**ABOUT THIS EXERCISE**
Search the data for the string "meta" and extract every line where it appears.

**AVAILABLE DATA**

- - - - -

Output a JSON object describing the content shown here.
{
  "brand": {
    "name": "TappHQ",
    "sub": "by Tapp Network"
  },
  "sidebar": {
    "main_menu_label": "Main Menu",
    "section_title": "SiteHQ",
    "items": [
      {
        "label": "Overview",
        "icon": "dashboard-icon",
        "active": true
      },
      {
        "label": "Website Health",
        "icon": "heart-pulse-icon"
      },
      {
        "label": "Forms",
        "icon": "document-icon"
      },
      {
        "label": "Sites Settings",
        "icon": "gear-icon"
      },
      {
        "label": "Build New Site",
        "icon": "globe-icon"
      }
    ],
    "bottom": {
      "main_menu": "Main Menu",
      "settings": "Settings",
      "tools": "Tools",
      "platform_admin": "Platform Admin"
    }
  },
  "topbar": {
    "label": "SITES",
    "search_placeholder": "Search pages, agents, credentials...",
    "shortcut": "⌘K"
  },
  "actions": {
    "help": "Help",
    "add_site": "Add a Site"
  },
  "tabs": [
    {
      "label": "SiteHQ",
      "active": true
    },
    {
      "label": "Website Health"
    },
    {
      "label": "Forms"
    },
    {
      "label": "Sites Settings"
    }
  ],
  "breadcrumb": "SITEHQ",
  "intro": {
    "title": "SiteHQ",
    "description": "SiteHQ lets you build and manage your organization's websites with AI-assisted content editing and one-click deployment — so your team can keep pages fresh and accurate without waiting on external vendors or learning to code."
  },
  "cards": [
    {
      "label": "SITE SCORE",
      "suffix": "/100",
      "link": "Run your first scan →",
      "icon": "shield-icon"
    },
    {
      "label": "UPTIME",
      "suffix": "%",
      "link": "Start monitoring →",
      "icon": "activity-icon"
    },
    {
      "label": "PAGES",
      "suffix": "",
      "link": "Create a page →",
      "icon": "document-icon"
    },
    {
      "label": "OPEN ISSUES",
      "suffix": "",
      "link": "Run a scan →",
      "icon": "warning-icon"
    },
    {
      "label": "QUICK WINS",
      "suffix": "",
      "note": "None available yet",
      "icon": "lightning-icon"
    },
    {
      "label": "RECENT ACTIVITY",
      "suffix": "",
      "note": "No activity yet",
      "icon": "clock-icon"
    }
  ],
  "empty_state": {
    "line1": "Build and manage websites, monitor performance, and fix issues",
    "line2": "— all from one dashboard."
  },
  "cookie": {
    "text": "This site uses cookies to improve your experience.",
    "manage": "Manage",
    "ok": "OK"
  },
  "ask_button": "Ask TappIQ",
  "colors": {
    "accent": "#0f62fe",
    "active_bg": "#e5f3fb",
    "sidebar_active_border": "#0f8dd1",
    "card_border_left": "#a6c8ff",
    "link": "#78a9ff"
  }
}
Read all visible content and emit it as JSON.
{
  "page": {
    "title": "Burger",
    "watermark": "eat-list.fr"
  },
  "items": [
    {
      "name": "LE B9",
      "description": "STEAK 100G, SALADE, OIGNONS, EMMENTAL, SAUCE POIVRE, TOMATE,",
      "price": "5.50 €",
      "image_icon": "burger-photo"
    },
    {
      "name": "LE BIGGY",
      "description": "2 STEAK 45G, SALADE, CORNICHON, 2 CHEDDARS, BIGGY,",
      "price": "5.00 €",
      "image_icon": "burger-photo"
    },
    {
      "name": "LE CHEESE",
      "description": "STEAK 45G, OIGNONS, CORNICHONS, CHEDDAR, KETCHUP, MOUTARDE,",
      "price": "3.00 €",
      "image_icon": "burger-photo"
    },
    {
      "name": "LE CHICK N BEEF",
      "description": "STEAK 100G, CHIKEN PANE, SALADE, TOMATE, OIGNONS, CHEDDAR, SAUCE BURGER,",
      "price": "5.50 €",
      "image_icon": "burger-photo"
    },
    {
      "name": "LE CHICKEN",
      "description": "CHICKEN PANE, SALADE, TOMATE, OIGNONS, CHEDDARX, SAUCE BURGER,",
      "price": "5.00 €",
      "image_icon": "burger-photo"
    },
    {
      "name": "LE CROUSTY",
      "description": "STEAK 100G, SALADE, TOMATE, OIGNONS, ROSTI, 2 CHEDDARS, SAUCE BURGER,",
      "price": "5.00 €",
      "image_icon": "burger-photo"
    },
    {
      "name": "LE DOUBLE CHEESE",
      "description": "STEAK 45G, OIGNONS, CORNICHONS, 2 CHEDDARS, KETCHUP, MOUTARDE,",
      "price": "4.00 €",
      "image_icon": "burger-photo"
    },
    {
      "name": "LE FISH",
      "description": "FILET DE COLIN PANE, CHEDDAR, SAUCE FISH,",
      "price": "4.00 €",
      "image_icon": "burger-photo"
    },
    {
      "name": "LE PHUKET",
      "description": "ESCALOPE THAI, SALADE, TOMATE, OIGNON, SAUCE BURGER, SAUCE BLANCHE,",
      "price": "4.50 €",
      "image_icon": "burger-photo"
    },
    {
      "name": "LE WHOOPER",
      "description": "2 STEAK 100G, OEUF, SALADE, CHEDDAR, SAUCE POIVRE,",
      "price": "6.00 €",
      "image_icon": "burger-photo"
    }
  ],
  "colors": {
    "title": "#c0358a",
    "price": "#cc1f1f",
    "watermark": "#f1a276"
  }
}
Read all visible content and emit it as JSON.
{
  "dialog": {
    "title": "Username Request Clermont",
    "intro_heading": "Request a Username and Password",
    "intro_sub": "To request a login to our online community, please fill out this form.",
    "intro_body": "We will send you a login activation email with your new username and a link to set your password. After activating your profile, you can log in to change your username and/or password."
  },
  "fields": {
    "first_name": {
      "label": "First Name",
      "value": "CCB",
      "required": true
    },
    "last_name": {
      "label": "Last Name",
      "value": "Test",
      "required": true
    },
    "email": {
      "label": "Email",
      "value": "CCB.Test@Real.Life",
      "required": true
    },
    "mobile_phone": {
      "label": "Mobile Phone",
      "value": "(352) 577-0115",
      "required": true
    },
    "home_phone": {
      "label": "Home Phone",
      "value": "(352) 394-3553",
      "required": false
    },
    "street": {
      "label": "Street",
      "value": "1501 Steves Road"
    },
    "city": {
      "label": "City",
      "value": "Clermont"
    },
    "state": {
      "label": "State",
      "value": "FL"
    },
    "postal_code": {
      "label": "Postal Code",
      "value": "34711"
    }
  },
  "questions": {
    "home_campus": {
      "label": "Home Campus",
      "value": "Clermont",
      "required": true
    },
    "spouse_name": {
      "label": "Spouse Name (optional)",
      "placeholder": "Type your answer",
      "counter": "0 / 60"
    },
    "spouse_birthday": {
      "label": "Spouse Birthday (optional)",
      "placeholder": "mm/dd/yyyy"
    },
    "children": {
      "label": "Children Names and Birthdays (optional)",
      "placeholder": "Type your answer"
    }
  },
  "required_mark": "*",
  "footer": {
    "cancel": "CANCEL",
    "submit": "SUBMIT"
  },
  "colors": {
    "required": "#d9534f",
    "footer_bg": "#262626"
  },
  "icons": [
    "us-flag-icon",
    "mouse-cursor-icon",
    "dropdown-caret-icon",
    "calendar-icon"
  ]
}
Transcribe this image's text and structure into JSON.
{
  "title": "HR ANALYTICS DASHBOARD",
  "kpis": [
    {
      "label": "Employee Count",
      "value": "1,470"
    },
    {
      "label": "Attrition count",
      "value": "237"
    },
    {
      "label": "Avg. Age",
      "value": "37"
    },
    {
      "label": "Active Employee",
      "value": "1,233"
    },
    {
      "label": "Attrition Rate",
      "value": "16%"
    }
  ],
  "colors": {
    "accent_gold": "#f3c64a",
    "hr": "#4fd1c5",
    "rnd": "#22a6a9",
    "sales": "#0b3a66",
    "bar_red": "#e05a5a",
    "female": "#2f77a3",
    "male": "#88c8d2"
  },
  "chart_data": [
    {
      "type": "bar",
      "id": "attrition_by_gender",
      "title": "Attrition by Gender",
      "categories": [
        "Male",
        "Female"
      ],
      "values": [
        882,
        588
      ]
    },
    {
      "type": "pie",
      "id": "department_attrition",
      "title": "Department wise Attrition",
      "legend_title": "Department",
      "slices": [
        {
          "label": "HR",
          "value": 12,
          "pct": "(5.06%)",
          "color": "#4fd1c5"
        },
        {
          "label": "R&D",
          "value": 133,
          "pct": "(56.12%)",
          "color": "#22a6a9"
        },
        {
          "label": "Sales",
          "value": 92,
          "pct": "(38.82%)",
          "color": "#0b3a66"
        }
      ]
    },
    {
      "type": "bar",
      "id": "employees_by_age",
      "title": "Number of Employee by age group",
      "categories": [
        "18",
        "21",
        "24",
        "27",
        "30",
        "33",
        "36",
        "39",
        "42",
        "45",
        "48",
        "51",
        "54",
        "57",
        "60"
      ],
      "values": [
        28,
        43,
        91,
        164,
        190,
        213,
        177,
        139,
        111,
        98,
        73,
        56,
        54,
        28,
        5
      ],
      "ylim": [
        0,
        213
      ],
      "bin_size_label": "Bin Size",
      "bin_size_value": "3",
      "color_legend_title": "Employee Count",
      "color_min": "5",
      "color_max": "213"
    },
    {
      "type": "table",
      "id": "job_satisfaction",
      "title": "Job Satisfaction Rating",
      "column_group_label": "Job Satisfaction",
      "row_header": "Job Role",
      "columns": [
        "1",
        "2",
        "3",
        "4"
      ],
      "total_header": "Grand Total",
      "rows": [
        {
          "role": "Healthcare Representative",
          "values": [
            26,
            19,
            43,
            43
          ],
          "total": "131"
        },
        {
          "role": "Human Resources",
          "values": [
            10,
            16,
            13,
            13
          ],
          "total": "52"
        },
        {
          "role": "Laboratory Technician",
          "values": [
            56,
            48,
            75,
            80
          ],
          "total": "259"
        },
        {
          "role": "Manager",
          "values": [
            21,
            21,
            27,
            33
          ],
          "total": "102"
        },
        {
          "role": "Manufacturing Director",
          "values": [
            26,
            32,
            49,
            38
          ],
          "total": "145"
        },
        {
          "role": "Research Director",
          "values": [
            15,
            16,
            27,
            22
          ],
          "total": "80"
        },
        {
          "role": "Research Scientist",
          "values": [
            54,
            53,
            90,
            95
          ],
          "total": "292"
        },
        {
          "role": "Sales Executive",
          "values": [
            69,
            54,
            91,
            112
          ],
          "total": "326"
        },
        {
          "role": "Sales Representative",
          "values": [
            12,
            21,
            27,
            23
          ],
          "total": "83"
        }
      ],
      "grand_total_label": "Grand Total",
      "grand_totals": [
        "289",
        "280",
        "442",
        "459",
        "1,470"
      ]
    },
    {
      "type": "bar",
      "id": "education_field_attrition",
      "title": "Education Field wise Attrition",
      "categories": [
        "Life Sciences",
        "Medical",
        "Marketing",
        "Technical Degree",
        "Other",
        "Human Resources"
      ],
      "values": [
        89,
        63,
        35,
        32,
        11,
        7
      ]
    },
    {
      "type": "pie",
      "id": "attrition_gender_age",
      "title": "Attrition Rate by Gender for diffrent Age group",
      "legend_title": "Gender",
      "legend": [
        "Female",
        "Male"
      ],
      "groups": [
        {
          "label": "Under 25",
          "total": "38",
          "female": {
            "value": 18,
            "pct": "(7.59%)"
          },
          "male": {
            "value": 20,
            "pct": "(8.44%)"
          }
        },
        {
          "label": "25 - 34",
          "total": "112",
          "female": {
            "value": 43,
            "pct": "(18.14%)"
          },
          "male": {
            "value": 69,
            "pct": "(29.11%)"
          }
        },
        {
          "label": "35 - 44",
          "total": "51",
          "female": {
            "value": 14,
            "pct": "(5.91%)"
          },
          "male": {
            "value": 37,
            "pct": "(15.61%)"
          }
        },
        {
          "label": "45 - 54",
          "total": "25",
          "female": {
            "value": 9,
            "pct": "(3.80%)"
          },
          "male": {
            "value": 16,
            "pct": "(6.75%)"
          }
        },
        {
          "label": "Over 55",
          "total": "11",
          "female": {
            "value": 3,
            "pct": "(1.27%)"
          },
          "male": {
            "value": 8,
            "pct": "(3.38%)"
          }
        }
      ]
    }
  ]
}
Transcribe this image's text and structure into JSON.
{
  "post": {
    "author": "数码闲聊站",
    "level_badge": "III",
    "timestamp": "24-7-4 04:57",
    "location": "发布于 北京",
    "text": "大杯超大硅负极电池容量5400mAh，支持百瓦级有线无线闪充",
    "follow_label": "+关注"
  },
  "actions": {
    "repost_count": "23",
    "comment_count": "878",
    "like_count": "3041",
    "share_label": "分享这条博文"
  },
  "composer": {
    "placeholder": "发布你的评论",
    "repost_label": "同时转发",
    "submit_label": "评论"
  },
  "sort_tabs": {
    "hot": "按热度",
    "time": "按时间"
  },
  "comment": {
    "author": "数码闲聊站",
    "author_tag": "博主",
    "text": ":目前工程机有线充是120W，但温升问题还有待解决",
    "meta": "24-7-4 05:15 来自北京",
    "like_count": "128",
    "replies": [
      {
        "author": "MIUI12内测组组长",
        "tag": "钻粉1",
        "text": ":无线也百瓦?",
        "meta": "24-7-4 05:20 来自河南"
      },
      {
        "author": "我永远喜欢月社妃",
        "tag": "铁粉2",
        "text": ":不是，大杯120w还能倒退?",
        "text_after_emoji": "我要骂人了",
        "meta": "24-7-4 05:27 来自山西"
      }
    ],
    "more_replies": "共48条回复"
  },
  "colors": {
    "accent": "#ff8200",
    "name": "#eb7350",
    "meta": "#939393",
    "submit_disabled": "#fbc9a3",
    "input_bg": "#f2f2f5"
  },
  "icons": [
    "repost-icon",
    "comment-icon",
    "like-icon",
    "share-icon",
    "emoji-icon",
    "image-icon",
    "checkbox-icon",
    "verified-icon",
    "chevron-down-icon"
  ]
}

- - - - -

**TASK RESPONSE**
    "meta": "24-7-4 05:15 来自北京",
        "meta": "24-7-4 05:20 来自河南"
        "meta": "24-7-4 05:27 来自山西"
    "meta": "#939393",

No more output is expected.